The most famous kids from this tiny island got their fame after a very tragic episode. In their memory, a beautiful statue was erected in "Habn" (the name of one of the oldest places in Tananger.) in Tananger.

It all started on the morning of January 24th 1894. The lighthouse-keeper’s wife and one of their six children, a boy was going to Stavanger. The father thought this good training for the elder boys, so he brought two of them for the trip in to Tananger. The weather wasn’t too bad and the kids needed training in maneuvering the sailboat in rough weather. Left back on the island were the two oldest daughters, 12 and 15 years old and the youngest of them all, a boy. After doing some shopping, the father and his two sons Torvald and Ansgard, 10 and 8 years old, left the safe harbor of Tananger and set sail for Flatholmen. Passing the point "Tangen" he must have noticed the increased wind and bigger waves. Still, three of his children were left on the island and the light had to be lit. After all, he had done this in worse weather than this. Good training for his boys.

The daughters followed their progress from the kitchen window. A shower off hail approaches the sailors, and gusts from that shower is big enough to capsize the little boat. All three of them fall into the freezing cold water. The two sisters watching with terror, the drama not to far from their warm kitchen. Bertine and Ester react immediately. Closing the door for their youngest brother, they hurry down to the boathouse. After a hell of a job they get a rowingboat on the water. With blisters starting to develop in their small hands they reach the spot where the sailboat overturned, they can only find one of the shipwrecked. It’s their younger brother Ansgard and when they after a lot of work get him in to the boat, he is lifeless. After rowing for what seems an eternity, they reach the boathouse, get the unconscious kid ashore and try to bring him back to life.

Earlier one of the smaller children had fallen into a swampy pond on the island and they had watched how their father had revived him. They started up by doing what their now dead father had done. During this work, they still remembered the duties of a lighthouse-keeper, so the light got lit. The sailors passing the island couldn’t have imagined the drama taking place on the island.
The girls succeeded again and brought their brother back to life. Four frightened fatherless children alone on this dark and isolated island, and still the light shines from the lighthouse.
The next day they get the attention of some lobsterfishers and help is sent for.

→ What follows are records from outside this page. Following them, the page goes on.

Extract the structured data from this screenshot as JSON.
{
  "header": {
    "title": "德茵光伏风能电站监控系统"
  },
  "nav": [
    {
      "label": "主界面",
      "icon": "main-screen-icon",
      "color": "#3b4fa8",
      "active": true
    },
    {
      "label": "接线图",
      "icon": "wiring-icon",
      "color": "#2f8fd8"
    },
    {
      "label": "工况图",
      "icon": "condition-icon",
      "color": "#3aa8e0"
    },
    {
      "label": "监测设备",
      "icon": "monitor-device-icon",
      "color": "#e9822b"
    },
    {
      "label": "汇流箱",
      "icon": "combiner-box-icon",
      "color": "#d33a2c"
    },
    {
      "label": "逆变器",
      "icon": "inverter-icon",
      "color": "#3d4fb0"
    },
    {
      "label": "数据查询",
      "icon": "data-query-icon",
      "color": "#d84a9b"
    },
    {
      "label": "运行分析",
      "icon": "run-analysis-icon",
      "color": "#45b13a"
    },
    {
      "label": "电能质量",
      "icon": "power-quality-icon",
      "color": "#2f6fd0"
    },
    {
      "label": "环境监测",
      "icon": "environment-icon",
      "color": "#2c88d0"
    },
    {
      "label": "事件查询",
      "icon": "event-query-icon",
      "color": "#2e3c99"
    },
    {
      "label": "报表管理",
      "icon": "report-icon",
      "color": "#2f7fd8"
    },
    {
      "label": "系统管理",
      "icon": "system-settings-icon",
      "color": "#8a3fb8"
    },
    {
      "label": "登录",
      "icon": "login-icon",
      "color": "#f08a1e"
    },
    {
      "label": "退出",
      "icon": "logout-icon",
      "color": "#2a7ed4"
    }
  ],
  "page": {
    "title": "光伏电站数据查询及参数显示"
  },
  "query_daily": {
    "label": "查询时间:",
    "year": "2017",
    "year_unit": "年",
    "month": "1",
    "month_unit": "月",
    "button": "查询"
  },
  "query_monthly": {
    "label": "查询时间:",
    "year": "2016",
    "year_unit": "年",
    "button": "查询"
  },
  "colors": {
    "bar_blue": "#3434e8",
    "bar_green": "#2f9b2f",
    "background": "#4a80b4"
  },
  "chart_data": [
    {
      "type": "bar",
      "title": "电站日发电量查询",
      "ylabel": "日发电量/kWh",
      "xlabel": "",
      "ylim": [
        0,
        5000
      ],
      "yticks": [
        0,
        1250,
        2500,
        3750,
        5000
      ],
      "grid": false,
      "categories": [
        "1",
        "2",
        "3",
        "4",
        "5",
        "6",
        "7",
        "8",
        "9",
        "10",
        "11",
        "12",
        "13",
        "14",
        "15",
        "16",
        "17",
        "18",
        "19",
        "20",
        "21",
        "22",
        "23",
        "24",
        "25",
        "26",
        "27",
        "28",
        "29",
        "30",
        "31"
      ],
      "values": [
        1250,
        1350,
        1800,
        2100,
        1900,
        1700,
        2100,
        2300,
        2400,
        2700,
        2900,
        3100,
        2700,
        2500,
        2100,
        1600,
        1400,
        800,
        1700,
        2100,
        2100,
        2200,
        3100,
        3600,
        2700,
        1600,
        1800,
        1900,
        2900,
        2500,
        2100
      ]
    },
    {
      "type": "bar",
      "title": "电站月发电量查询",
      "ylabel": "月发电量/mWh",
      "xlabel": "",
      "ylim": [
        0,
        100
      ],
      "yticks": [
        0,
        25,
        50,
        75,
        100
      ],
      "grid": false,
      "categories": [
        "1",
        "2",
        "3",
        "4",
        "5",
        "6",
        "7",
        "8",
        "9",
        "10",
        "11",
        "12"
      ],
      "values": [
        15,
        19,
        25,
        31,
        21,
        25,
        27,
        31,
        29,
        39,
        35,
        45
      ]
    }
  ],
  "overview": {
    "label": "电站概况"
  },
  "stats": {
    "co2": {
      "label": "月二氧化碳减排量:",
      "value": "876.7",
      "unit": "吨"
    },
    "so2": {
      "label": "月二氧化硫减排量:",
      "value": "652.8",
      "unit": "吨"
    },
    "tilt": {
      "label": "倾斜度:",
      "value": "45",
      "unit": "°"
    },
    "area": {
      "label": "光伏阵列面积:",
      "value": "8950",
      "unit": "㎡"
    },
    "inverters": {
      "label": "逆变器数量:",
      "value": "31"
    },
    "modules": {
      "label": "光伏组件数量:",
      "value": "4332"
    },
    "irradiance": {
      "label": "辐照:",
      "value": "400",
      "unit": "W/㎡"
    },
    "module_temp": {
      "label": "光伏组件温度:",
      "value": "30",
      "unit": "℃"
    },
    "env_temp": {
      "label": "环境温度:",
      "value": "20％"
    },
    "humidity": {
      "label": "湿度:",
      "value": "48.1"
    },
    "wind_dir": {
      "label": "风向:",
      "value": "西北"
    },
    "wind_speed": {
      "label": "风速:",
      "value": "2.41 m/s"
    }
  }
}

For their incredible courage and feeling of duty they received a gold watch from the Freemasons and 50 kroner from the government. The story about these two brave girls circulated in all of the countries newspapers and the story ended up in the Nordahl Rolfsen readingbook used by the schools in Norway. Thirdgraders all over the country learned the story about two brave girls from Tananger. A song was even written by Elias Kræmmer with music by Ingebrigt Håland, the sisters brother. You can see the song scrolling on the bottom of your screen.(as soon as I can get my wife to write it.)

It took many years before Tananger showed any gratitude for what the girls did.
Not before 1990 did we do anything special for the two girls.

As earlier mentioned, a beautiful statue was erected in "Haben" close to the hotel "Hummeren" (The lobster). It was sponsored by the SR-bank and unveiled 8th. of December 1990. The statue was made by Svein Magnus Håvarstein.
If you ever visit Tananger, which should be the first stop, on a trip to Rogaland, "Haben" is the place too see. Then you can tell your travel companions about the tragic but brave story behind the statue and the two little girls it depicts.

A new lighthouse was also built in 1957 and that was the last new building to be put up on the island. The reason for that, is that in 1984 the station was automated and deserted.

You should take time to visit this beautiful little island just outside Tananger.